• _Exercise directions_:
Check each line of the data below for the string "OUTLET", then report how many lines have it and nothing else.

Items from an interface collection
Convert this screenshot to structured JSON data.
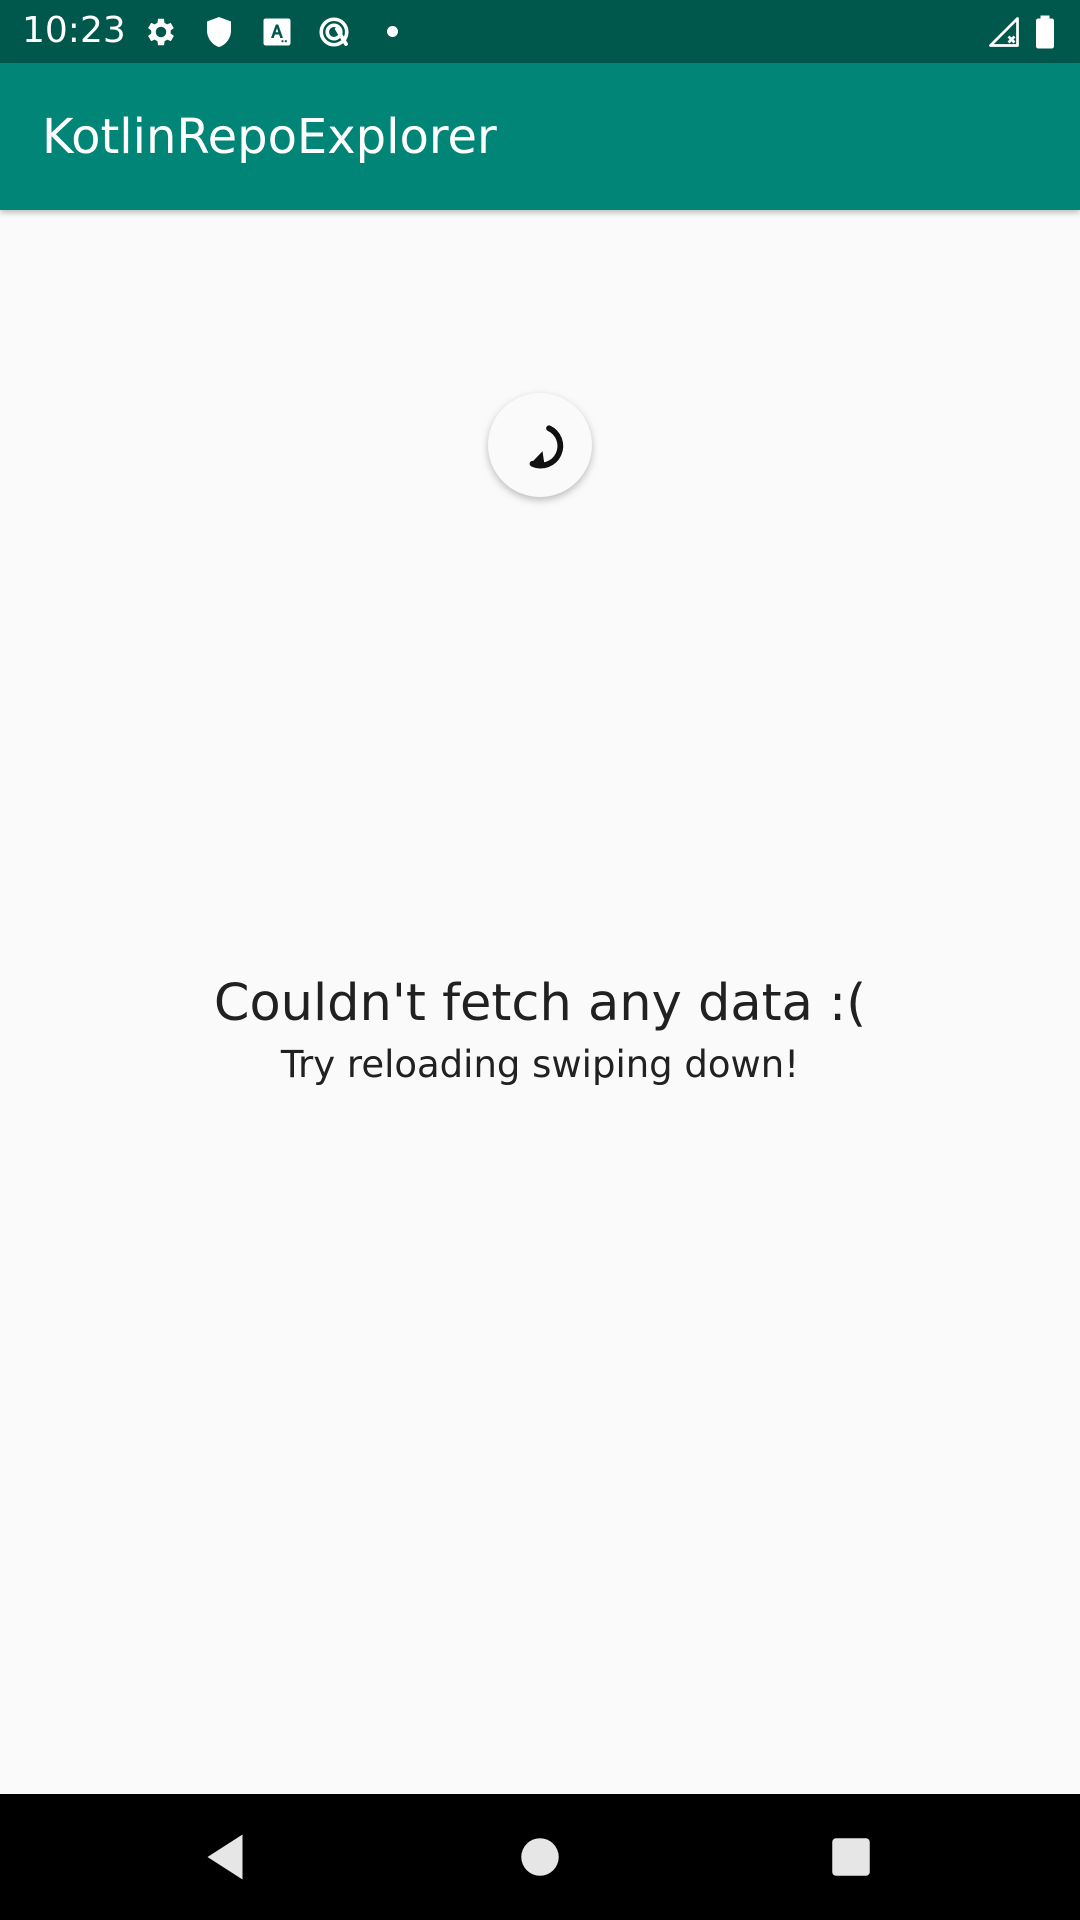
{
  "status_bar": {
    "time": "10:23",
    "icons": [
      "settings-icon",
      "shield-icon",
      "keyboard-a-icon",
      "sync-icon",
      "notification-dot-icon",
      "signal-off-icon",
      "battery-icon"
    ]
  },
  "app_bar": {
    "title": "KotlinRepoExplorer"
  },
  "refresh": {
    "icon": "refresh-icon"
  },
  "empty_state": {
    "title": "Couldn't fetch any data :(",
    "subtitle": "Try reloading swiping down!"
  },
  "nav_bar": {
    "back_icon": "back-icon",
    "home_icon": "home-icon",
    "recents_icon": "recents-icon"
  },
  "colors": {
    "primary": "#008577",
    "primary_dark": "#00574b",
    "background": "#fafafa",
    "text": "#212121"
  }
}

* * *

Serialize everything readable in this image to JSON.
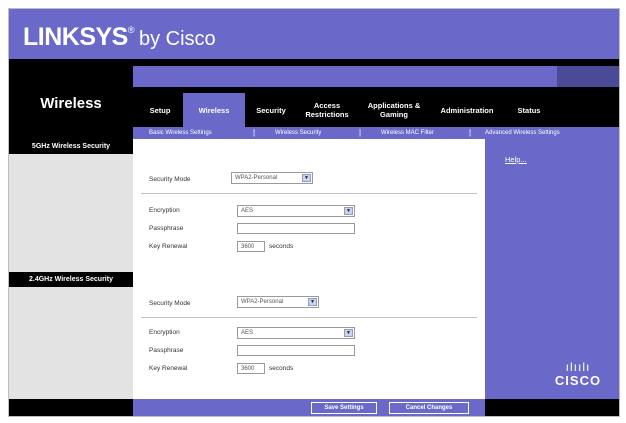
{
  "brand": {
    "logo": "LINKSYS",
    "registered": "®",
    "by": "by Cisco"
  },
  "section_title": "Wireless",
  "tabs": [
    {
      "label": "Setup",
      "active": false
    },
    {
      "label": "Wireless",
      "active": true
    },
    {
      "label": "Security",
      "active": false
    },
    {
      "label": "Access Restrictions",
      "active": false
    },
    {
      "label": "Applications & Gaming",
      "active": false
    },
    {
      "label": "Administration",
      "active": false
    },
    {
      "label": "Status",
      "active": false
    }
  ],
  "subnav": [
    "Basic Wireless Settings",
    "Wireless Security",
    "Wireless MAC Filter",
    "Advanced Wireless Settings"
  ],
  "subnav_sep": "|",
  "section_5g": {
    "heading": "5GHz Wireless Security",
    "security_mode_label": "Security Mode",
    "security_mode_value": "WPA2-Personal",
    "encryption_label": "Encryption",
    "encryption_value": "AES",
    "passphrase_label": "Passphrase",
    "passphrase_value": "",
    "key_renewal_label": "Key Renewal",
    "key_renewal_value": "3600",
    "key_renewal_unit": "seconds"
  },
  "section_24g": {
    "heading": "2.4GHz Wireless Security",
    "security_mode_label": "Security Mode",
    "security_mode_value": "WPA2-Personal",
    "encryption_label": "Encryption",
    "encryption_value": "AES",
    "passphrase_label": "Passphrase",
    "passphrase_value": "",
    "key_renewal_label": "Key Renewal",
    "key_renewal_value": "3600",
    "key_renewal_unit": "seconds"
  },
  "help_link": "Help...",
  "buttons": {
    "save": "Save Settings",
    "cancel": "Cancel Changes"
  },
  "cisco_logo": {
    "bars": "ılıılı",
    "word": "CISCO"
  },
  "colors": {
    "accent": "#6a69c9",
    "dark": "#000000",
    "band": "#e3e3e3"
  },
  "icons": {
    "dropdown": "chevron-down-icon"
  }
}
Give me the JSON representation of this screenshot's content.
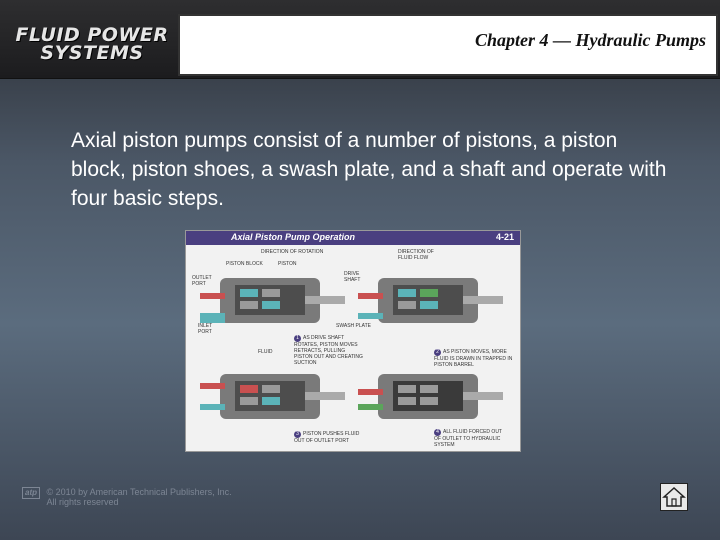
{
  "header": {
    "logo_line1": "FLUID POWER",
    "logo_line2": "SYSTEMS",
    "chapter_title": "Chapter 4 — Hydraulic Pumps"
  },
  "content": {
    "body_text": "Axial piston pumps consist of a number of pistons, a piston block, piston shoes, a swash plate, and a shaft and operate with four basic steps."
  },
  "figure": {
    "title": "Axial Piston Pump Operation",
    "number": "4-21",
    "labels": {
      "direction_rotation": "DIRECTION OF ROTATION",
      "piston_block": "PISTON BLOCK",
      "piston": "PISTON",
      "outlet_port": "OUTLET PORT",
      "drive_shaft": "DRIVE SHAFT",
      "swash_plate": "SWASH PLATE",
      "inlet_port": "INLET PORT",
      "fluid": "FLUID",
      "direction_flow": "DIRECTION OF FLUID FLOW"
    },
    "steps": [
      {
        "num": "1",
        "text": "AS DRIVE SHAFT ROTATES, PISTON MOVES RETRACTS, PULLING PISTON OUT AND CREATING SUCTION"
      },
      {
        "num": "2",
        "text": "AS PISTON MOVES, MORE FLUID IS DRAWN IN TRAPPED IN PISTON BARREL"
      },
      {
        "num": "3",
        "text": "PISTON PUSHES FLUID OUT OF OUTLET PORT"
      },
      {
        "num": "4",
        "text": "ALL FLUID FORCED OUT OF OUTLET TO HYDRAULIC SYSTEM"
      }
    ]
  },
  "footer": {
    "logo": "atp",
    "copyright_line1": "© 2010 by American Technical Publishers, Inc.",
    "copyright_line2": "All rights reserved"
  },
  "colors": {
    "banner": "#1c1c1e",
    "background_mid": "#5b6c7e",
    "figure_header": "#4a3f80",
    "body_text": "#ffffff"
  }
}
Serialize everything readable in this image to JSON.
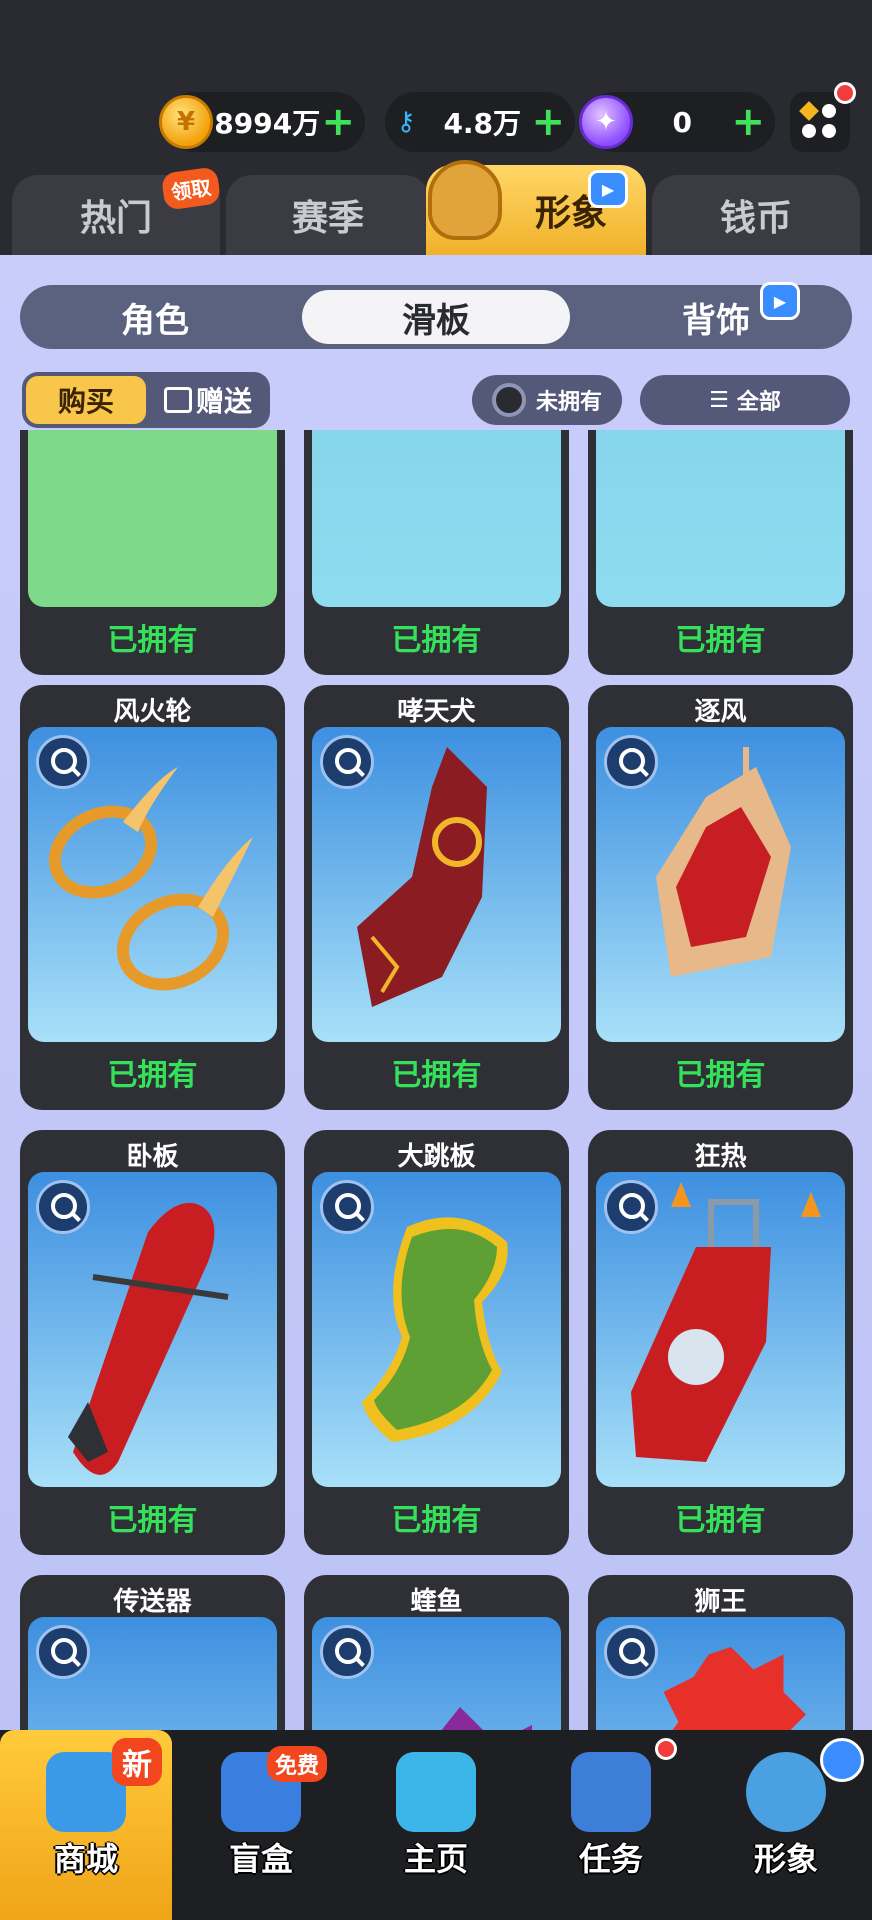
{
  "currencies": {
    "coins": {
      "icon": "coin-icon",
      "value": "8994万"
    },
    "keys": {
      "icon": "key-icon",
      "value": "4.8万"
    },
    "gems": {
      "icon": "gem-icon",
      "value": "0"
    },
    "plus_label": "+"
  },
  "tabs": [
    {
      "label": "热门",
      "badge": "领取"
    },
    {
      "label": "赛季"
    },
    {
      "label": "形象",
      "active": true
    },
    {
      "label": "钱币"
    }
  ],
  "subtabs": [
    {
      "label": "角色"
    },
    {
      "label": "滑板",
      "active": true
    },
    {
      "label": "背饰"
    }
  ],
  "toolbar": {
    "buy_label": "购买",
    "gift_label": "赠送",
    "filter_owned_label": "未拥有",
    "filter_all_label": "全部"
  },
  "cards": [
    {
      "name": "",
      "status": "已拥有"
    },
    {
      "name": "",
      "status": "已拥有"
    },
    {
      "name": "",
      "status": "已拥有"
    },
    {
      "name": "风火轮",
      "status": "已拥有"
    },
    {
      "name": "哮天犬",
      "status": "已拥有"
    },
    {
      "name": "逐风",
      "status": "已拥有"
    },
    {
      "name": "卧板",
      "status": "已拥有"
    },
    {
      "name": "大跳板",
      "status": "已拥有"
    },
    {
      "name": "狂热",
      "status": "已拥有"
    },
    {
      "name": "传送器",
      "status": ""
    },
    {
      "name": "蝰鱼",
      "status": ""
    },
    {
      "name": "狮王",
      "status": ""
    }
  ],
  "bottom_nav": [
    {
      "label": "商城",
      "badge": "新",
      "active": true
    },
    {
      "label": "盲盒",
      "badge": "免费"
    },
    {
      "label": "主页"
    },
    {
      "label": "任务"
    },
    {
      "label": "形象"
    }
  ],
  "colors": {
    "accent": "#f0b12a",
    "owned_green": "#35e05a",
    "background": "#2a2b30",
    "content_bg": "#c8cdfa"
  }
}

• _Answer for the task_:
3